The statement, defending the organisation's operational skills, added that more than 11,500 sorties had already been conducted and "every mission is planned and executed with tremendous care to avoid civilian casualties".
The deaths of civilians in Tripoli, reported yesterday, are a deeply regrettable development. It seems ironic that while the organisation is there to protect civilians, they, as always, end up paying the price. While many will say that what happened on Sunday is just an "accident", and that the operation has saved thousands of life, by choosing to use aerial bombardments, Nato has given the Libyan conflict the aspect of a full fledge war.
It is unsure whether that the civilians, who repeatedly hear bombs while wondering if they are safe, feel protected by the Alliance. Four months into the conflict and Gaddafi is still standing while the rebels are now voicing their disappointment with Nato.
While the rebels control a third of Libya in the east and pockets in the west, including Misrata, Tripoli and the rest of the country remains under government control. Recently the Libyan opposition has been cash trapped and maintain they need more money and material to fight the Gaddafi regime.
On Sunday, senior officials from the rebel Transitional National Council (TNC) issued an urgent plea for foreign financial aid. They insisted that despite having won promises of assistance from their Western and Arab supporters, they have yet to receive any money.
The officials insisted they need more than $3bn (£1.9bn) to cover salaries and other needs in the next six months.

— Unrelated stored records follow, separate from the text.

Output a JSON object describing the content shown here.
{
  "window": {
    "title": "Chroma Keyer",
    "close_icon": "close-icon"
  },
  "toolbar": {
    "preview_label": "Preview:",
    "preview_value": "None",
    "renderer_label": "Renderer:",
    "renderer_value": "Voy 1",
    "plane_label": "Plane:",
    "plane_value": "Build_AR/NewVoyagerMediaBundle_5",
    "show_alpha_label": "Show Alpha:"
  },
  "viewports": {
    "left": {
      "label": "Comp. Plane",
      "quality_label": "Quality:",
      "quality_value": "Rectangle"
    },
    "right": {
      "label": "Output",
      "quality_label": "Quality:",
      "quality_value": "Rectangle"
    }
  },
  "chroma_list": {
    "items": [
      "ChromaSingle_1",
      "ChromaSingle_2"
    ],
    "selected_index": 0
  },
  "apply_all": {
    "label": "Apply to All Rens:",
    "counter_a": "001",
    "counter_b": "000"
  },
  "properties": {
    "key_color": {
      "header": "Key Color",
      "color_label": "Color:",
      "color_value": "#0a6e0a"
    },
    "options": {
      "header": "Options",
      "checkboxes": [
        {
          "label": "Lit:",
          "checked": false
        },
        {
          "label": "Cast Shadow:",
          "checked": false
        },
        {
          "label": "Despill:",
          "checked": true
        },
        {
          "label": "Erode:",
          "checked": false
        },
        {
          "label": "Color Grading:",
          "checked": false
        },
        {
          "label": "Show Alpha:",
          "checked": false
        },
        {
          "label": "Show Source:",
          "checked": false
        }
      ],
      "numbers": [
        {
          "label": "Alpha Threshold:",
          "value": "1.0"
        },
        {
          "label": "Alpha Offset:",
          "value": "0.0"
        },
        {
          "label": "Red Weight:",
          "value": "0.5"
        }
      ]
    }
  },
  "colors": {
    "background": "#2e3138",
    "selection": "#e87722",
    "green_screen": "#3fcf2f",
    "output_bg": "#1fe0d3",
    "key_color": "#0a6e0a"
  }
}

It seems that so far, the TNC has paid salaries and met other costs by drawing on whatever money was left in the Benghazi branch of Libya's central bank, which in itself is a questionable strategy, as the money that has been used was not really theirs.
However, rebel strategic adviser Shamsuddin Abdul Mullah has claimed that while the movement is now running out of cash, they still hope the delay was temporary.
TNC officials explained they need the money urgently to buy medical supplies for the frontline, as well as to "avoid popular frustration with a situation that was becoming increasingly dire", pointing out to the population's struggle.
The situation in Libya is indeed getting worse by the day, as the longer the conflict lasts, the more the population will become affected by fuel, food and medicine shortages.
As the public grow impatient the Alliance will need to find a rapid way out if it does not want its reputation to suffer even more. US Defence Secretary Robert Gates has casted doubts on the organisation's future, and UK Sea Lord Admiral Mark Stanhope has complained about the mounting cost of the operation.
Back in March, when military action began, George Osborne said that the cost to the United Kingdom would be "in the order of tens of millions of pounds, not hundreds of millions". Yesterday, however, Danny Alexander, Chief Secretary to the Treasury, contradicted the Chancellor. "The campaign is costing tens of millions, potentially into the hundreds of millions," he said. He was quick to add that the money was coming from a reserve "set aside for these contingencies" and would not have an effect on any other spending.
According to Mr Alexander, Britain is "leading Libya towards a better future". However with civilians being targeted, and the uncertainty regarding the rebel fighters, and what will really happen if Gaddafi leaves, the idea that Nato is really leading Libya towards a better future sounds more and more like an utopia.